Mohankumar, Narmadha; Hefley, Trevor (2021), Using machine learning to model nontraditional spatial dependence in occupancy data, Dryad, Dataset, https://doi.org/10.5061/dryad.4xgxd259g

Abstract

Spatial models for occupancy data are used to estimate and map the true presence of a species, which may depend on biotic and abiotic factors as well as spatial autocorrelation. Traditionally researchers have accounted for spatial autocorrelation in occupancy data by using a correlated normally distributed site-level random effect, which might be incapable of modeling nontraditional spatial dependence such as discontinuities and abrupt transitions. Machine learning approaches have the potential to model nontraditional spatial dependence, but these approaches do not account for observer errors such as false absences. By combining the flexibility of Bayesian hierarchal modeling and machine learning approaches, we present a general framework to model occupancy data that accounts for both traditional and nontraditional spatial dependence as well as false absences. We demonstrate our framework using six synthetic occupancy data sets and two real data sets. Our results demonstrate how to model both traditional and nontraditional spatial dependence in occupancy data which enables a broader class of spatial occupancy models that can be used to improve predictive accuracy and model adequacy.

Methods

The file 'Serengeti.csv' includes Thomson’s gazelle data used in our study. The original data file is obtained from Hepler et al. (2018), who reported the presence and absence of Thomson’s gazelle at 195 sites within Serengeti National Park, Tanzania. The sites were sampled using a network of 179 motion-sensitive and thermally activated cameras.

The file 'Sugarglider.csv' includes sugar glider data that is used in our study. The original data file is obtained from Stojanovic (2019), who reported the presence and absence of sugar gliders.
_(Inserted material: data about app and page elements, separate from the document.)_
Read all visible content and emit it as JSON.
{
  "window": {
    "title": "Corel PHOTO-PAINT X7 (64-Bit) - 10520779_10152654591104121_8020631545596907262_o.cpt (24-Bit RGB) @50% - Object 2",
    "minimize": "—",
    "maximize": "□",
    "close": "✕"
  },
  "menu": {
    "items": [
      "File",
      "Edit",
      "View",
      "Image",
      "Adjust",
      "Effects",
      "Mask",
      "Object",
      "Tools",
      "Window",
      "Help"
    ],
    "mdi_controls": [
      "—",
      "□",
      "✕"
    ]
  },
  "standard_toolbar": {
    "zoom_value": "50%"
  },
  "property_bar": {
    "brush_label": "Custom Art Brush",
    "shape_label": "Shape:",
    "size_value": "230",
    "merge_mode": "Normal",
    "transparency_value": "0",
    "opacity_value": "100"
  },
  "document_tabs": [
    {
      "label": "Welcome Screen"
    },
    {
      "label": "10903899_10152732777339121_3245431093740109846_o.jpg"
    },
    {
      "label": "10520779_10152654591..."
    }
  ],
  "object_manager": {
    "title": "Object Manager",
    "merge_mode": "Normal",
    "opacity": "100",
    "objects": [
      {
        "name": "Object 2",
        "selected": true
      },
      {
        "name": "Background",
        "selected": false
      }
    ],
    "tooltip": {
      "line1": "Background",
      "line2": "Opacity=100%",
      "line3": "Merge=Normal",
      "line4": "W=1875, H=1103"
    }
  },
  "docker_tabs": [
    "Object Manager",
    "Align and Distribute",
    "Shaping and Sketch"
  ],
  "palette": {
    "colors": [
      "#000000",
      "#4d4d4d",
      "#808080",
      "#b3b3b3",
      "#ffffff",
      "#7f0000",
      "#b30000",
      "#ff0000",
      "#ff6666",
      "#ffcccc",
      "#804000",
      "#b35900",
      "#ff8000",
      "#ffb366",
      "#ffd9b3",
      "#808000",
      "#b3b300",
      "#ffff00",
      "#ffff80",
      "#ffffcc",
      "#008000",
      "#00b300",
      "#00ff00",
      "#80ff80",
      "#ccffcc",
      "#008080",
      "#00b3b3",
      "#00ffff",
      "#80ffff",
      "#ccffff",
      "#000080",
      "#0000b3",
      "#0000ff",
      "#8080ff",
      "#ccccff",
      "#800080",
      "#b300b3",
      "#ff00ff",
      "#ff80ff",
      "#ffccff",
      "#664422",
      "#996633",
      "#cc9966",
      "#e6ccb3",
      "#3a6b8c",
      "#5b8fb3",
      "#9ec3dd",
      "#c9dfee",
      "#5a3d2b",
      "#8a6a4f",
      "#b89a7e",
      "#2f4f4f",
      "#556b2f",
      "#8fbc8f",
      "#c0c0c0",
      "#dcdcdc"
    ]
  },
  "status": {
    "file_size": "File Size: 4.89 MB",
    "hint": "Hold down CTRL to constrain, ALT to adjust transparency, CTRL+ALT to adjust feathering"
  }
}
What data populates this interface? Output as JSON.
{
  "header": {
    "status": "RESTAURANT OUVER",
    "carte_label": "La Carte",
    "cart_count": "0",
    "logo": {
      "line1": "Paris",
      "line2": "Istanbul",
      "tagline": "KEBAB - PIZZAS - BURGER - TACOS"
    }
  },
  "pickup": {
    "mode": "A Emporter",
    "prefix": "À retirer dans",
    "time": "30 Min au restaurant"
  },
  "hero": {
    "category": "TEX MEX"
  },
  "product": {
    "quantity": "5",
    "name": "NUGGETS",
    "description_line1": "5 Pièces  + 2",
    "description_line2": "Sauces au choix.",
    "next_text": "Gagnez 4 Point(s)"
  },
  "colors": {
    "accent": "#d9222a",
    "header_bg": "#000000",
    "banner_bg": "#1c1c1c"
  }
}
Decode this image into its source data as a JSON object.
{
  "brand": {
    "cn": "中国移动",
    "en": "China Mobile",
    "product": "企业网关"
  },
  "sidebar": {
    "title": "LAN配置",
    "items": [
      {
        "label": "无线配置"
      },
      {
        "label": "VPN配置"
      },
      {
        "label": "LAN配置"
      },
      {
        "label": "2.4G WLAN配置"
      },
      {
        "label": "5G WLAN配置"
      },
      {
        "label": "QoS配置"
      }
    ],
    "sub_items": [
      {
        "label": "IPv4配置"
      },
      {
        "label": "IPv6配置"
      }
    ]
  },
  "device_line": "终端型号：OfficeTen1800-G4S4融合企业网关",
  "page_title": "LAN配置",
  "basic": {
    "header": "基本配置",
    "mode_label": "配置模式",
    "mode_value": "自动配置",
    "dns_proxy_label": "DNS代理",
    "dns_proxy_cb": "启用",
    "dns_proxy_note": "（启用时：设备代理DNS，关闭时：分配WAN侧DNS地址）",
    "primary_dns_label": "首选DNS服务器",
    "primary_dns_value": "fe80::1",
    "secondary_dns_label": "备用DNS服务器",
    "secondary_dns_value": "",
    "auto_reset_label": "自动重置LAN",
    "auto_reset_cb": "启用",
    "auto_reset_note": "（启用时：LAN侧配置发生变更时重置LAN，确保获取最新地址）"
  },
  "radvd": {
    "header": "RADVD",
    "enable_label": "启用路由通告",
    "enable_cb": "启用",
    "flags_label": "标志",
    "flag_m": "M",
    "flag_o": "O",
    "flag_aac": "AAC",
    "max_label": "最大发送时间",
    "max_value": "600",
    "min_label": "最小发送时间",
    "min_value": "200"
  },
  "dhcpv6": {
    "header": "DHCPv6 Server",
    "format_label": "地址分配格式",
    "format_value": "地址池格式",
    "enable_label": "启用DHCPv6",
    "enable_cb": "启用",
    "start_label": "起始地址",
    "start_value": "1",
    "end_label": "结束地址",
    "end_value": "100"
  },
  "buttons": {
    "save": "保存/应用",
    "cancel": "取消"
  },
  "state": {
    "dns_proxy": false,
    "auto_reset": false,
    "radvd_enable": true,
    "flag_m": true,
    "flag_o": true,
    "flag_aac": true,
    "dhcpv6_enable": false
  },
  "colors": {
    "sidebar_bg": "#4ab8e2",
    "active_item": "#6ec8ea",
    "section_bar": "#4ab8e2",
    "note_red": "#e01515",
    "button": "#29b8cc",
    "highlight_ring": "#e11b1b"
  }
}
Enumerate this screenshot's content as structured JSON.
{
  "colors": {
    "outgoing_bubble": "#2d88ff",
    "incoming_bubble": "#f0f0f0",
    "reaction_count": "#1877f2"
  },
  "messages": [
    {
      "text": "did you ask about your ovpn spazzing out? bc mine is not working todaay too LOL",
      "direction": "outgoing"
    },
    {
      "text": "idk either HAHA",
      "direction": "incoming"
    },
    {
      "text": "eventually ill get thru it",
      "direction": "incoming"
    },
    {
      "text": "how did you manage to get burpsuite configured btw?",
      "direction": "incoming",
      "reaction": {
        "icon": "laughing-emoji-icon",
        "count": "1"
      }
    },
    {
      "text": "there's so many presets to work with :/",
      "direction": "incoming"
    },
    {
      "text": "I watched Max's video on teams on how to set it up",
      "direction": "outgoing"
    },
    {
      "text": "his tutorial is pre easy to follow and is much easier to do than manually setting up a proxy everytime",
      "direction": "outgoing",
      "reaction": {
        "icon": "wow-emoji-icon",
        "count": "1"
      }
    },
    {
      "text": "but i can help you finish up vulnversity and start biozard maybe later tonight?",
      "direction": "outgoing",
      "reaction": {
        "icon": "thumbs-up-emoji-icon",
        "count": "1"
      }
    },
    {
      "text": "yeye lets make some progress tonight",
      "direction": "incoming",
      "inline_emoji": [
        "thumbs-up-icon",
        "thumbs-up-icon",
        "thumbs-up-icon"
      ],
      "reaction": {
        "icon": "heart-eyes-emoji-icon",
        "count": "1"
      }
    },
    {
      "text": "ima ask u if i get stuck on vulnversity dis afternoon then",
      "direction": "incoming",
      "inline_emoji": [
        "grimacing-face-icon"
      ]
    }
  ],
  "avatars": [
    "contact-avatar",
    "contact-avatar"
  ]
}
The data were collected during four or five site visits made to 100 sites in the Southern Forest region of Tasmania.

The zip file 'Serengeti.zip' includes the associated shapefile for the sampling grid in Serengeti National Park, Tanzania where Thomson’s gazelle data were collected.

The zip file 'Sugarglider.zip' includes the associated shapefile for the Southern Forest region of Tasmania where the sugar glider data were collected.

Funding

National Science Foundation, Award: DEB 1754491